Trump accused of 'throwing tantrum' while addressing US Coast Guard

Pro-left US media outlets are having a field day with President Donald Trump's commencement address at the US Coast Guard (USCG) Academy, accusing him of throwing a tantrum about how he's been treated "unfairly" lately.

Trump has been in the centre of negative press surrounding his sudden decision last Tuesday (May 9) to fire FBI director James Comey.

Allegations also surfaced this week that the President disclosed highly classified intelligence secrets to Russia's foreign minister.

Trump hit back at his "critics and the naysayers" in his speech to graduating class of the USCG.

"Look at the way I have been treated lately, especially by the media," he said to laughter from the crowd.

"No politician in history, and I say this with great surety, has been treated worse or more unfairly. You can't let them get you down, you can't let the critics and the naysayers get in the way of your dreams," he added.

Anti-Trump news sites seized the opportunity to slam the President for hijacking the speech to whine.

"Donald Trump is not acting like a man who is fit to be President," said a report by Politicus USA, while USA News Post and Occupy Democrats labelled him a "crybaby".

"Rather than focus entirely on, say, the graduates in front of him, or on that which they will be doing now that they've graduated, Trump claimed yet again that the media and pretty much everyone else is out to get him," Bipartisan Report commented.

Well, Trump did veer back to the audience:

"Adversity makes you stronger. Don't give in. Don't back down and never stop doing what you know is right.

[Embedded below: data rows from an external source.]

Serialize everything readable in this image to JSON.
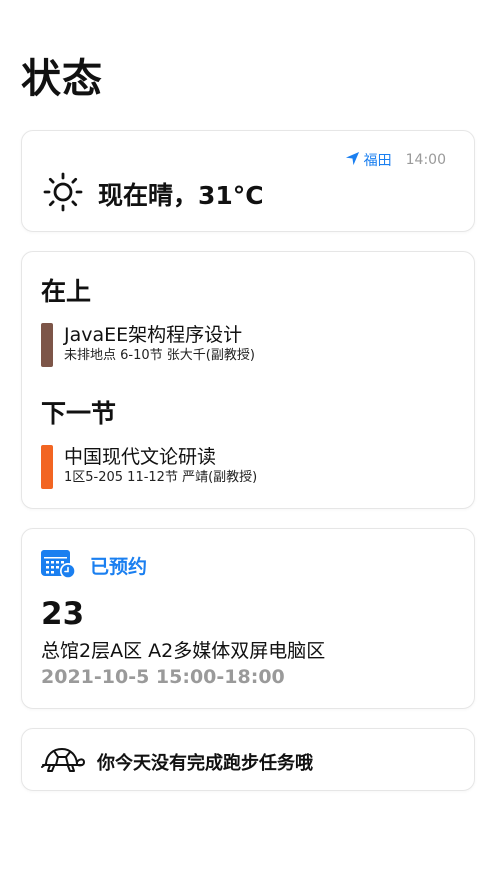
{
  "page": {
    "title": "状态"
  },
  "weather": {
    "location": "福田",
    "time": "14:00",
    "summary": "现在晴，31°C",
    "icon": "sun-icon"
  },
  "classes": {
    "current_heading": "在上",
    "current": {
      "name": "JavaEE架构程序设计",
      "detail": "未排地点 6-10节 张大千(副教授)",
      "color": "#7d5548"
    },
    "next_heading": "下一节",
    "next": {
      "name": "中国现代文论研读",
      "detail": "1区5-205 11-12节 严靖(副教授)",
      "color": "#f26522"
    }
  },
  "reservation": {
    "status": "已预约",
    "icon": "calendar-clock-icon",
    "number": "23",
    "location": "总馆2层A区 A2多媒体双屏电脑区",
    "time": "2021-10-5 15:00-18:00"
  },
  "run": {
    "icon": "turtle-icon",
    "message": "你今天没有完成跑步任务哦"
  },
  "colors": {
    "accent": "#1a7ff0",
    "muted": "#9a9a9a"
  }
}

Nothing worth doing ever, ever, ever came easy. And the more righteous your fight, the more opposition you will face."

...before reverting to himself:

"I've accomplished a tremendous amount in a very short time as President."

He went on to list the accomplishments, including his administration's "historic investment" in the US military and how jobs are "pouring back" into the country.

He spent about four minutes talking about himself in the 28-minute speech.

To be fair, he was merely trying to offer some life advice to the USCG graduates using his own experience, which happens to be fraught with controversy.

"Over the course of your life, you will find that things are not always fair. You will find that things happen to you that you do not deserve and that are not always warranted but you have to put your head down and fight, fight, fight," he said.

"Things will work out just fine."

Indeed - he got elected against all odds, didn't he?